● REQUIRED WORK:
Identify every line in the records below that contains the word "true", and copy each of those lines.

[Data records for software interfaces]
***
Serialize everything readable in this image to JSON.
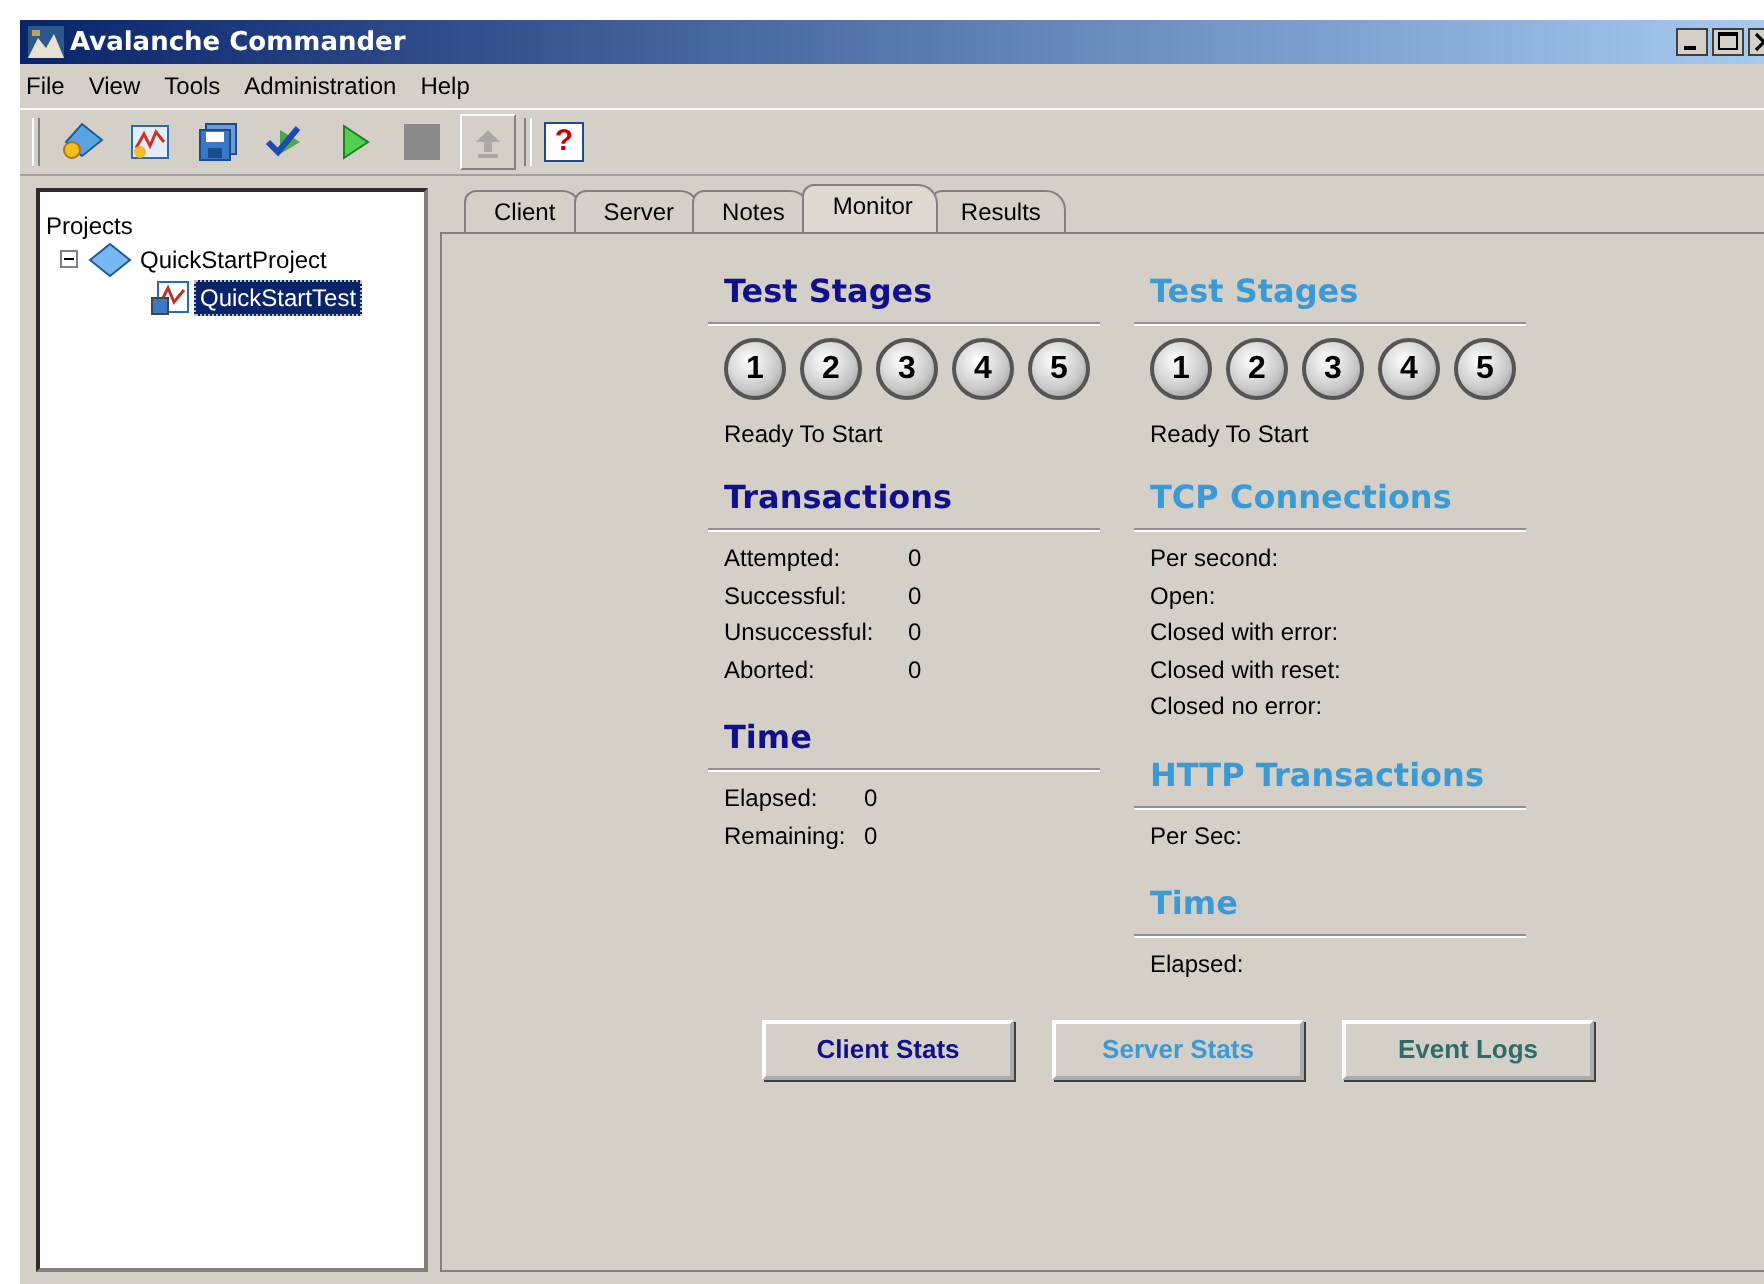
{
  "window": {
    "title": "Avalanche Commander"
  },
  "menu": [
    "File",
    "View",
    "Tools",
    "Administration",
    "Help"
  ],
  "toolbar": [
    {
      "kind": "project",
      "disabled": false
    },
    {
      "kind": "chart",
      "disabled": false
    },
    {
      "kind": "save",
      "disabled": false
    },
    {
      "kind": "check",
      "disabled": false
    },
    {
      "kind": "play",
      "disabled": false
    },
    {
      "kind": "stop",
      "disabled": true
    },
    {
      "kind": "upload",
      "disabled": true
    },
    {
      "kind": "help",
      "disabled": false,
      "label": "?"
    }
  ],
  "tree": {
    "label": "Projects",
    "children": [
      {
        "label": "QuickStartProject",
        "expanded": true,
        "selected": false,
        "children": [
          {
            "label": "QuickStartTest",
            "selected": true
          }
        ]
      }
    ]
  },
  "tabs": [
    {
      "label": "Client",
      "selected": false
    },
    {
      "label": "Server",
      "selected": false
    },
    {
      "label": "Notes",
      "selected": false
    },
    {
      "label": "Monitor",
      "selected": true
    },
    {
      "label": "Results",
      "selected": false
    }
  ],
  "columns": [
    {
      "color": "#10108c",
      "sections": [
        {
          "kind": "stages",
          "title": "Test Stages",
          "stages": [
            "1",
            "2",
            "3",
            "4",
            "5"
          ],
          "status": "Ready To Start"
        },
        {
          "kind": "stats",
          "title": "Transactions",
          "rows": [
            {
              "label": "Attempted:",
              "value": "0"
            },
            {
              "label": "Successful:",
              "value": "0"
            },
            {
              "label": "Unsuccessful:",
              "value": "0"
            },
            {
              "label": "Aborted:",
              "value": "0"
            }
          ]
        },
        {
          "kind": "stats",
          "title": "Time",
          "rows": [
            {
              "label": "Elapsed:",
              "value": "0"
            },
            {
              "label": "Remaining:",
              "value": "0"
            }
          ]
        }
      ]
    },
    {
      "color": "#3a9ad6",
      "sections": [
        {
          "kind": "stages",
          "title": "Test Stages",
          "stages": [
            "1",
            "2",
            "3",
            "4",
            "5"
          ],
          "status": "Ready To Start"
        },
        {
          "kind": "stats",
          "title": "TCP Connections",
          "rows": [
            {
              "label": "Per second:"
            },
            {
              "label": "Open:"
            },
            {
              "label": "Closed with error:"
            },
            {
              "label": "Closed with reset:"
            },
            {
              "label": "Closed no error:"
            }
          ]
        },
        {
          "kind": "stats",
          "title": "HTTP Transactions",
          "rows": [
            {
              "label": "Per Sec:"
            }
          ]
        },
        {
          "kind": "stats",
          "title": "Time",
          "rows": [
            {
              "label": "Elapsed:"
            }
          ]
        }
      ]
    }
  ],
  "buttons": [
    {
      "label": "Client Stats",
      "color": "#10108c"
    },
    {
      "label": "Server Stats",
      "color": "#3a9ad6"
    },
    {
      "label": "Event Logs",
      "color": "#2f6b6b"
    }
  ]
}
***
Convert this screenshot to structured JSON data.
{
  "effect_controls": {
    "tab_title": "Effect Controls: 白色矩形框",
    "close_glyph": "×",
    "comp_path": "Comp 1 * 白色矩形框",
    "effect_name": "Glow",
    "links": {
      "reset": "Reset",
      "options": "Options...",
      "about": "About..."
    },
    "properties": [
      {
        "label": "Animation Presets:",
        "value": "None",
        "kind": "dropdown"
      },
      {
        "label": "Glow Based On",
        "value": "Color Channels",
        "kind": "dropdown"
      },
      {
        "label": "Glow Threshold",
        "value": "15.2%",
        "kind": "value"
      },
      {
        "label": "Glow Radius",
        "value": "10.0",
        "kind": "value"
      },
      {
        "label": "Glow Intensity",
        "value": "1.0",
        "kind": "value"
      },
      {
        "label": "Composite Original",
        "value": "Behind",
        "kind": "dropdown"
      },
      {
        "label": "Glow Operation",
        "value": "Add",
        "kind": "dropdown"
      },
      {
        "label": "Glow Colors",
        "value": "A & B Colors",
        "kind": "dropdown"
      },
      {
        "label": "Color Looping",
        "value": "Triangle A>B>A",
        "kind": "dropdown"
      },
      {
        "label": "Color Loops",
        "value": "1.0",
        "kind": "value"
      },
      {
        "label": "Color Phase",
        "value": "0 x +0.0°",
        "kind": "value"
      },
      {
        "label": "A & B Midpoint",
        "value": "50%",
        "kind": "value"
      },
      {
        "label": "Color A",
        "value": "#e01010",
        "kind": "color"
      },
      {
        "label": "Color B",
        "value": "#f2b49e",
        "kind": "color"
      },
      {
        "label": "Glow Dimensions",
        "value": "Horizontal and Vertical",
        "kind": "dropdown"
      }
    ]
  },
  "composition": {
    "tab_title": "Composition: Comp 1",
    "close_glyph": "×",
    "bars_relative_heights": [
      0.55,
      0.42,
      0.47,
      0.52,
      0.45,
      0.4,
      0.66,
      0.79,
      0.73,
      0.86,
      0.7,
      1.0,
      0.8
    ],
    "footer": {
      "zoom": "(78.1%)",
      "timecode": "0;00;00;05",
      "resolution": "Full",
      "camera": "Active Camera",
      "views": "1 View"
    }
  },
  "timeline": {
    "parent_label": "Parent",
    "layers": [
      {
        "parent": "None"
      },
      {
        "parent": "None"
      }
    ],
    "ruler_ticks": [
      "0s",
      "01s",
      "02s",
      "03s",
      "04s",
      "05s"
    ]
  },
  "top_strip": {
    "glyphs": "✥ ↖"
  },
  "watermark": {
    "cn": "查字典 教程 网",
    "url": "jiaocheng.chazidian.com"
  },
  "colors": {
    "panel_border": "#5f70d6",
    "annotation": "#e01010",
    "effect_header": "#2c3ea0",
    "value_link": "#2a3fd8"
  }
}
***
● RESPONSE:
      "disabled": true
      "disabled": true
        "expanded": true,
            "selected": true
      "selected": true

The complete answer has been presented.